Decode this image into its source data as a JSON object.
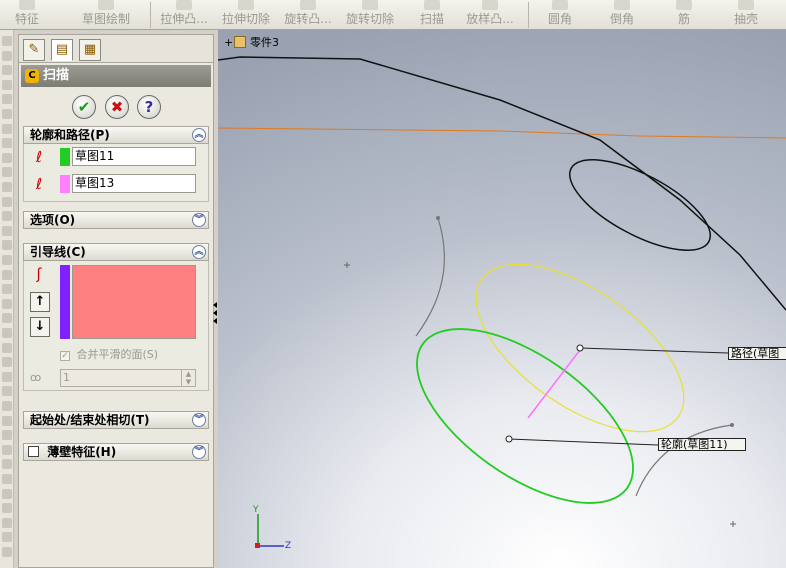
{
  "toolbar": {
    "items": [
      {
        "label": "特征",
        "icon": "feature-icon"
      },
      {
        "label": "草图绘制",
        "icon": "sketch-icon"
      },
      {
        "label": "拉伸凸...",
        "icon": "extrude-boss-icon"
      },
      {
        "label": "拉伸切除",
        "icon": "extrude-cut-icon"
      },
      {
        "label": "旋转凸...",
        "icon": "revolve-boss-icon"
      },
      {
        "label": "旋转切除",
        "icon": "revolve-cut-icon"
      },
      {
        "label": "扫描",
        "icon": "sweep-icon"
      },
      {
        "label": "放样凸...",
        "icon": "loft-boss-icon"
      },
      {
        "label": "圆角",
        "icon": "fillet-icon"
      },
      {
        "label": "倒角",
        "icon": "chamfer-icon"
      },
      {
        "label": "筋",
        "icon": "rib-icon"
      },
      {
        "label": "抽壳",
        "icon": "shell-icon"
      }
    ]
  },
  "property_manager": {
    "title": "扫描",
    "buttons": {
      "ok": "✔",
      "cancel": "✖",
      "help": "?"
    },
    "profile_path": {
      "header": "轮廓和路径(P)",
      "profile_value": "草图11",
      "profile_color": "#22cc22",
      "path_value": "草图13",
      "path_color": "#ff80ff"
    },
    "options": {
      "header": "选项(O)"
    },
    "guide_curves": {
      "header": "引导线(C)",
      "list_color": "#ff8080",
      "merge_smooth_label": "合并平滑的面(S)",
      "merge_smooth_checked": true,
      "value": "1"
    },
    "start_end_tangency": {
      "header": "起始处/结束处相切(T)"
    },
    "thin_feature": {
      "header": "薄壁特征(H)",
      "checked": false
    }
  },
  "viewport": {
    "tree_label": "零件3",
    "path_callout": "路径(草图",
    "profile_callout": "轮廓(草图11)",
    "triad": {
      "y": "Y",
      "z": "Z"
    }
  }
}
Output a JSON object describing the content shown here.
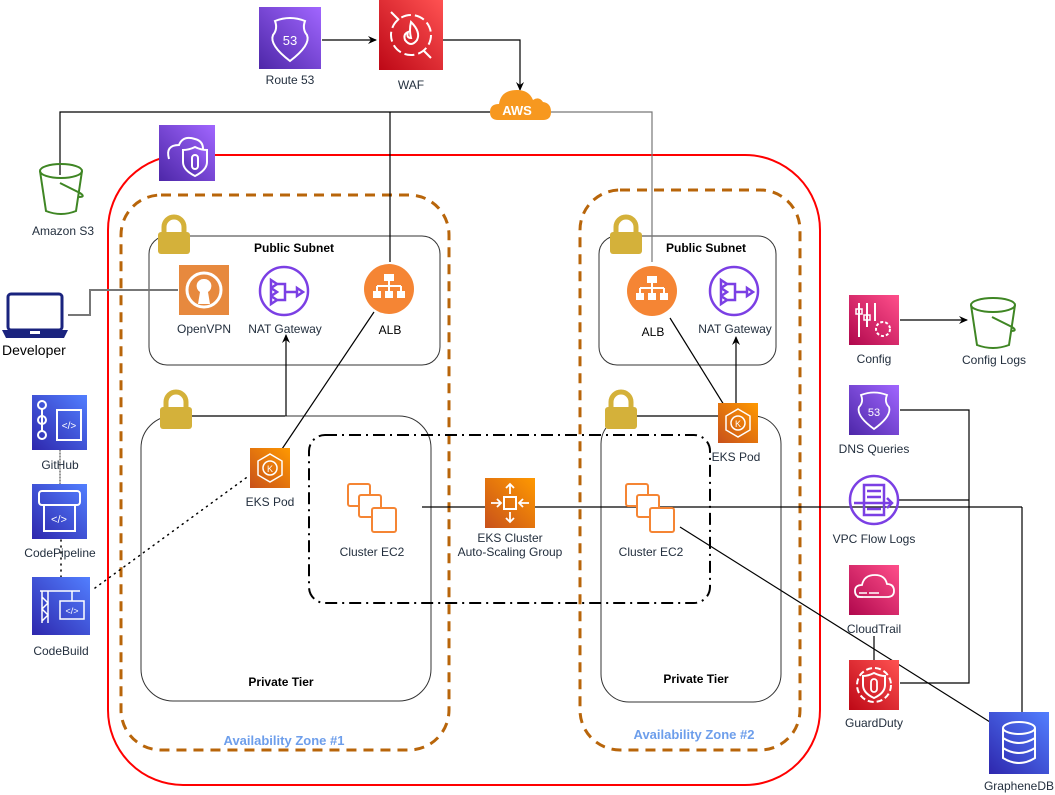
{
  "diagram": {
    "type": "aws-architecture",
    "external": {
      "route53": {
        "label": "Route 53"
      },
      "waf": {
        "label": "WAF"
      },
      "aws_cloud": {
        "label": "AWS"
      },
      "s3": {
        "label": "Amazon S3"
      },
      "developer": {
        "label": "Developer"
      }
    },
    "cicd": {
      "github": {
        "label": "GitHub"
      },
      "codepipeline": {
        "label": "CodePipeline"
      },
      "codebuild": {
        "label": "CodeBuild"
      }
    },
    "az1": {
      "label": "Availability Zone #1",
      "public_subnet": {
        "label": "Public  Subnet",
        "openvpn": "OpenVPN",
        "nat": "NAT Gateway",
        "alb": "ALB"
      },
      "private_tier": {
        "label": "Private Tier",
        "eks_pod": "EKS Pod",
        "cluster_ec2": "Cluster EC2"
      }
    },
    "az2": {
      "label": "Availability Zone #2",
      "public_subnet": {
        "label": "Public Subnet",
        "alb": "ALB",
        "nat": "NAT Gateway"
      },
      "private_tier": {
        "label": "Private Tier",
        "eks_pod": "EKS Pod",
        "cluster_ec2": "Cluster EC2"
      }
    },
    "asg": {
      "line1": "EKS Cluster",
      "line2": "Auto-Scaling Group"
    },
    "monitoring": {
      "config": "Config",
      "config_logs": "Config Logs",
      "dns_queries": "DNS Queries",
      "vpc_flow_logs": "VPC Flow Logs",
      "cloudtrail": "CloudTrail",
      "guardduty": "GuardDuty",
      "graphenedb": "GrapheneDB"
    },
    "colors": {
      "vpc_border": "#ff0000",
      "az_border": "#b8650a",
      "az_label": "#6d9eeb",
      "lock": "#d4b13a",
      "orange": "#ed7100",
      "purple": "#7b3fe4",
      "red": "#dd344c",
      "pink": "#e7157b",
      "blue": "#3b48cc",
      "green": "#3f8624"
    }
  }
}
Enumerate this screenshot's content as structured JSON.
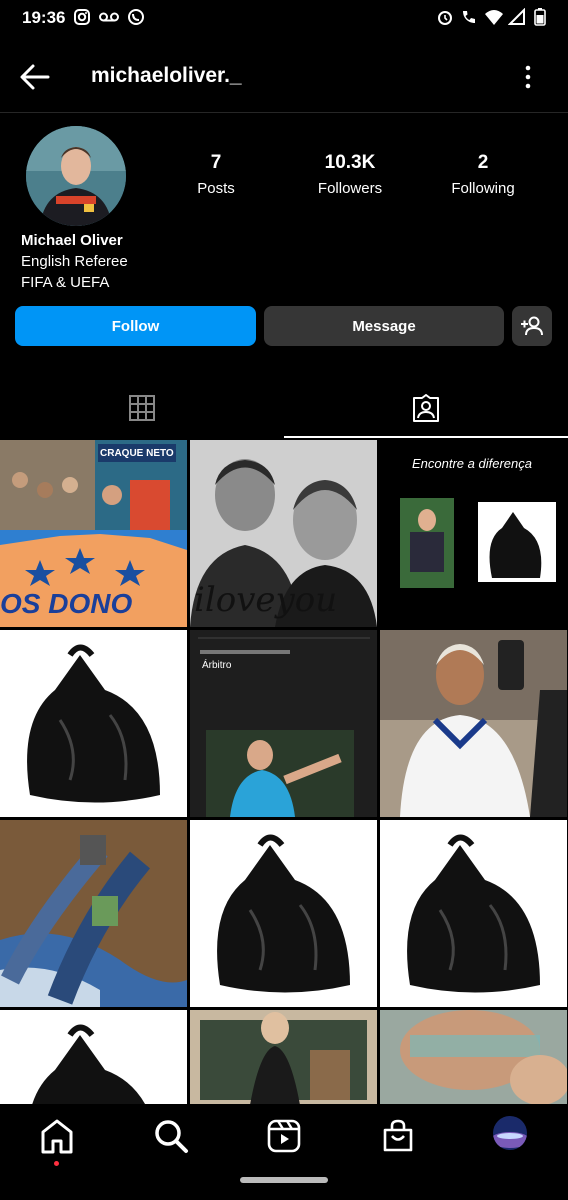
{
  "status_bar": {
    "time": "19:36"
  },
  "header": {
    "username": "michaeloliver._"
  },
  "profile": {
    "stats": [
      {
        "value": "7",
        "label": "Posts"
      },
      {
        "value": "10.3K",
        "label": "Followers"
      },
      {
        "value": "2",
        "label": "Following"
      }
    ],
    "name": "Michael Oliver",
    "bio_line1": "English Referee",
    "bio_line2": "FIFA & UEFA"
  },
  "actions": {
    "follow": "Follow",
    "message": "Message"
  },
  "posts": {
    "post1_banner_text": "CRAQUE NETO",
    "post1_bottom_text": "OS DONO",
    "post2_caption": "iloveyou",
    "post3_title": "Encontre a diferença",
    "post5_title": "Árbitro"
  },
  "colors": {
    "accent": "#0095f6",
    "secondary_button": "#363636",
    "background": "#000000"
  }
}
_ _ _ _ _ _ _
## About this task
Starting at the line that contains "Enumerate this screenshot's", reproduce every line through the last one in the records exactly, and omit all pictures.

## Expected output
Enumerate this screenshot's content as structured JSON.
{
  "status_bar": {
    "time": "19:36"
  },
  "header": {
    "username": "michaeloliver._"
  },
  "profile": {
    "stats": [
      {
        "value": "7",
        "label": "Posts"
      },
      {
        "value": "10.3K",
        "label": "Followers"
      },
      {
        "value": "2",
        "label": "Following"
      }
    ],
    "name": "Michael Oliver",
    "bio_line1": "English Referee",
    "bio_line2": "FIFA & UEFA"
  },
  "actions": {
    "follow": "Follow",
    "message": "Message"
  },
  "posts": {
    "post1_banner_text": "CRAQUE NETO",
    "post1_bottom_text": "OS DONO",
    "post2_caption": "iloveyou",
    "post3_title": "Encontre a diferença",
    "post5_title": "Árbitro"
  },
  "colors": {
    "accent": "#0095f6",
    "secondary_button": "#363636",
    "background": "#000000"
  }
}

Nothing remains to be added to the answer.